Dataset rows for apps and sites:

--------

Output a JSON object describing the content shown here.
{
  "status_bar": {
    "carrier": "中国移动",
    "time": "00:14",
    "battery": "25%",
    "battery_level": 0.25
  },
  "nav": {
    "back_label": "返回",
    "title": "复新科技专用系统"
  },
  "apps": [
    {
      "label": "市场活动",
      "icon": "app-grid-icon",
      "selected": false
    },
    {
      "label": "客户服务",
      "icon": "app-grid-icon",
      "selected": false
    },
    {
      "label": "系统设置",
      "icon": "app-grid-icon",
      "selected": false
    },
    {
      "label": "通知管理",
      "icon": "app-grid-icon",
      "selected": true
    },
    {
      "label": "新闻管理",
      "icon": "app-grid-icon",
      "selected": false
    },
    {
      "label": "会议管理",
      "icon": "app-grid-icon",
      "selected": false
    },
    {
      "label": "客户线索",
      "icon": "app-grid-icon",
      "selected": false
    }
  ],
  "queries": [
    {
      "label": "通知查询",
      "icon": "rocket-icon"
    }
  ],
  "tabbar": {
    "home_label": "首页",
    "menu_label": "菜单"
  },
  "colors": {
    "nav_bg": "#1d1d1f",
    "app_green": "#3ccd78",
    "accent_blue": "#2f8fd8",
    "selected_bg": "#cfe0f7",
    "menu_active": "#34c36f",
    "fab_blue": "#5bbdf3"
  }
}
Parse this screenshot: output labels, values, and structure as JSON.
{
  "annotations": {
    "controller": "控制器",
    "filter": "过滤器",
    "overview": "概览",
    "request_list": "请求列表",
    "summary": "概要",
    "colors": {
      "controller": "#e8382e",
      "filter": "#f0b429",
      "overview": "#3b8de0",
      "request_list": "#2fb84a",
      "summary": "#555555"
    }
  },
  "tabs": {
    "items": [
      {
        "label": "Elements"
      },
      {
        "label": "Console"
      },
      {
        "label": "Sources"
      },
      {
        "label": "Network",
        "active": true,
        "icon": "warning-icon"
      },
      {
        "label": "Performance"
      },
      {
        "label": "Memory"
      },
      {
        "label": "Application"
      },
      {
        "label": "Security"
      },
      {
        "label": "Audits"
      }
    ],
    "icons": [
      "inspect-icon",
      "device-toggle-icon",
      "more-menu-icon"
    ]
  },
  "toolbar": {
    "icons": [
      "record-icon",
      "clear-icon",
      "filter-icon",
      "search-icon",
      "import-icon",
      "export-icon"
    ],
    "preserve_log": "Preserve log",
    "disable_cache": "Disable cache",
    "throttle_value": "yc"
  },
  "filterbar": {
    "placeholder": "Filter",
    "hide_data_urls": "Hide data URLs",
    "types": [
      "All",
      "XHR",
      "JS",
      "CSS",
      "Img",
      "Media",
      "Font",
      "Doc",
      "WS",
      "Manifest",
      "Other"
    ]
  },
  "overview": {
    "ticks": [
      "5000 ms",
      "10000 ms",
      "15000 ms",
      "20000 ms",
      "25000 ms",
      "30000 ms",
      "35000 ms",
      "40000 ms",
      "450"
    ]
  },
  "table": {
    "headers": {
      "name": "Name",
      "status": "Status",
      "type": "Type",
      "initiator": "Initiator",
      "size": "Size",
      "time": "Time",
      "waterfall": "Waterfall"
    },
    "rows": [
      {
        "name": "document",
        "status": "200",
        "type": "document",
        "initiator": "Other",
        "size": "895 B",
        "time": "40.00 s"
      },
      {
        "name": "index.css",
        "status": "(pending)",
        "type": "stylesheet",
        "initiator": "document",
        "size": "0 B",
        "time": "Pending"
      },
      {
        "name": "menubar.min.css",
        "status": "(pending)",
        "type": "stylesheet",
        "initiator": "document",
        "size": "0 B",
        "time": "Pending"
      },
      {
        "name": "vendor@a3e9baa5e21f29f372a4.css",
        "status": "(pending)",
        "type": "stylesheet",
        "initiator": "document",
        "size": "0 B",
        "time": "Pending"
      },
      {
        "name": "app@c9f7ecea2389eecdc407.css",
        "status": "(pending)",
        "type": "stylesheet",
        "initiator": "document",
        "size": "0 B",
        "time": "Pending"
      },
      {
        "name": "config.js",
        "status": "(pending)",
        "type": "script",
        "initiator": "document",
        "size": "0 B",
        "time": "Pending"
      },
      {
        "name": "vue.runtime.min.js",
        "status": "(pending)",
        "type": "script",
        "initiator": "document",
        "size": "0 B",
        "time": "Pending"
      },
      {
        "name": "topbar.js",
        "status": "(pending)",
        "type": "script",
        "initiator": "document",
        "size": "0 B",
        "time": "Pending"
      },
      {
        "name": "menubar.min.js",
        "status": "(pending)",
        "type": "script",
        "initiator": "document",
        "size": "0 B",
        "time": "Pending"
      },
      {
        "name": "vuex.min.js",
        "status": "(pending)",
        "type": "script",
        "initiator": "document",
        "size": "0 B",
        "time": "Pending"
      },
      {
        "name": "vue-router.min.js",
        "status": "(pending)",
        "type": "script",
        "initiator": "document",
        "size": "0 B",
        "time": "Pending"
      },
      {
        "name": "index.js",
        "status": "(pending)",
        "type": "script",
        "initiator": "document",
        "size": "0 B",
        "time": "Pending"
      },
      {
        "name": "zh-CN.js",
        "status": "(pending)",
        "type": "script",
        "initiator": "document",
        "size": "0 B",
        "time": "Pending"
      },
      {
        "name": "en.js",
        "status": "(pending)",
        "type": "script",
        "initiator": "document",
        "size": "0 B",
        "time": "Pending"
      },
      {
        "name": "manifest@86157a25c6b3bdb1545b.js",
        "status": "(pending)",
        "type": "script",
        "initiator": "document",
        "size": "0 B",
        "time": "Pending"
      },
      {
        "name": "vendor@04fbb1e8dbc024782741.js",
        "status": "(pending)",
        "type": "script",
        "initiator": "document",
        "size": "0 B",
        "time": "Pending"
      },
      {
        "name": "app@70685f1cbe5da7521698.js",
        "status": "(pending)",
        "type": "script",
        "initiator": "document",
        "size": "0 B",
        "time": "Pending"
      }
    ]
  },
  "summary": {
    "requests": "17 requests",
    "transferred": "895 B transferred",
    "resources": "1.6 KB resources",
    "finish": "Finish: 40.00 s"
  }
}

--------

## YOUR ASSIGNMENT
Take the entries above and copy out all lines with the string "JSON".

## ANSWER
Output a JSON object describing the content shown here.
Parse this screenshot: output labels, values, and structure as JSON.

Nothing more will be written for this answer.